_Goal of the exercise:_ Please restate the data that follows, leaving every word in place.

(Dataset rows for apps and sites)
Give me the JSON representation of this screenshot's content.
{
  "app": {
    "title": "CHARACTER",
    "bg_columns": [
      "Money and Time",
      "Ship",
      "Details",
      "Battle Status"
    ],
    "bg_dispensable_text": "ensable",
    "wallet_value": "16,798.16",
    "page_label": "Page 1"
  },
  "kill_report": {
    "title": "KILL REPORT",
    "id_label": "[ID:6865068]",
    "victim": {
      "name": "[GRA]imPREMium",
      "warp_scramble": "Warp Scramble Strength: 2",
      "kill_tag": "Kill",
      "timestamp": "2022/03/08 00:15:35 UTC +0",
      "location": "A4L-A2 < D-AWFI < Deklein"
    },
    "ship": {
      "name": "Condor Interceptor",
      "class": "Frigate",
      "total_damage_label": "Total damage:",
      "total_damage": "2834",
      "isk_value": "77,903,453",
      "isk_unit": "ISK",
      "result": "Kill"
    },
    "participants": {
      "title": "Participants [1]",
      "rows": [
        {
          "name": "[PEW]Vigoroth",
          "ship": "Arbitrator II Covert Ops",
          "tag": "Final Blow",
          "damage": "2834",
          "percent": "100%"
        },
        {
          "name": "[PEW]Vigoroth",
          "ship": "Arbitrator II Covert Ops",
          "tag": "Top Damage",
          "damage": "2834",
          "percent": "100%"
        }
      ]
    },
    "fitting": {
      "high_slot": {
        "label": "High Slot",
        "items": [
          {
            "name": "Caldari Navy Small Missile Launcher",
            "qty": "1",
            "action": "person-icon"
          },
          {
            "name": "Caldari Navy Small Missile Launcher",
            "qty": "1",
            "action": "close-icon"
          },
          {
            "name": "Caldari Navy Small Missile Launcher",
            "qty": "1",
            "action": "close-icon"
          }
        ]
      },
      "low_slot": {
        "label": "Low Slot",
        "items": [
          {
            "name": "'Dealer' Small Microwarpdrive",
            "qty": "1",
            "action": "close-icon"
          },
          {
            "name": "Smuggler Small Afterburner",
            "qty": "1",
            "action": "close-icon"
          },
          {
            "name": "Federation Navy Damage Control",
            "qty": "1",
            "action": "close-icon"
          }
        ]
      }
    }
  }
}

_Output of the task:_
Give me the JSON representation of this screenshot's content.
{
  "app": {
    "title": "CHARACTER",
    "bg_columns": [
      "Money and Time",
      "Ship",
      "Details",
      "Battle Status"
    ],
    "bg_dispensable_text": "ensable",
    "wallet_value": "16,798.16",
    "page_label": "Page 1"
  },
  "kill_report": {
    "title": "KILL REPORT",
    "id_label": "[ID:6865068]",
    "victim": {
      "name": "[GRA]imPREMium",
      "warp_scramble": "Warp Scramble Strength: 2",
      "kill_tag": "Kill",
      "timestamp": "2022/03/08 00:15:35 UTC +0",
      "location": "A4L-A2 < D-AWFI < Deklein"
    },
    "ship": {
      "name": "Condor Interceptor",
      "class": "Frigate",
      "total_damage_label": "Total damage:",
      "total_damage": "2834",
      "isk_value": "77,903,453",
      "isk_unit": "ISK",
      "result": "Kill"
    },
    "participants": {
      "title": "Participants [1]",
      "rows": [
        {
          "name": "[PEW]Vigoroth",
          "ship": "Arbitrator II Covert Ops",
          "tag": "Final Blow",
          "damage": "2834",
          "percent": "100%"
        },
        {
          "name": "[PEW]Vigoroth",
          "ship": "Arbitrator II Covert Ops",
          "tag": "Top Damage",
          "damage": "2834",
          "percent": "100%"
        }
      ]
    },
    "fitting": {
      "high_slot": {
        "label": "High Slot",
        "items": [
          {
            "name": "Caldari Navy Small Missile Launcher",
            "qty": "1",
            "action": "person-icon"
          },
          {
            "name": "Caldari Navy Small Missile Launcher",
            "qty": "1",
            "action": "close-icon"
          },
          {
            "name": "Caldari Navy Small Missile Launcher",
            "qty": "1",
            "action": "close-icon"
          }
        ]
      },
      "low_slot": {
        "label": "Low Slot",
        "items": [
          {
            "name": "'Dealer' Small Microwarpdrive",
            "qty": "1",
            "action": "close-icon"
          },
          {
            "name": "Smuggler Small Afterburner",
            "qty": "1",
            "action": "close-icon"
          },
          {
            "name": "Federation Navy Damage Control",
            "qty": "1",
            "action": "close-icon"
          }
        ]
      }
    }
  }
}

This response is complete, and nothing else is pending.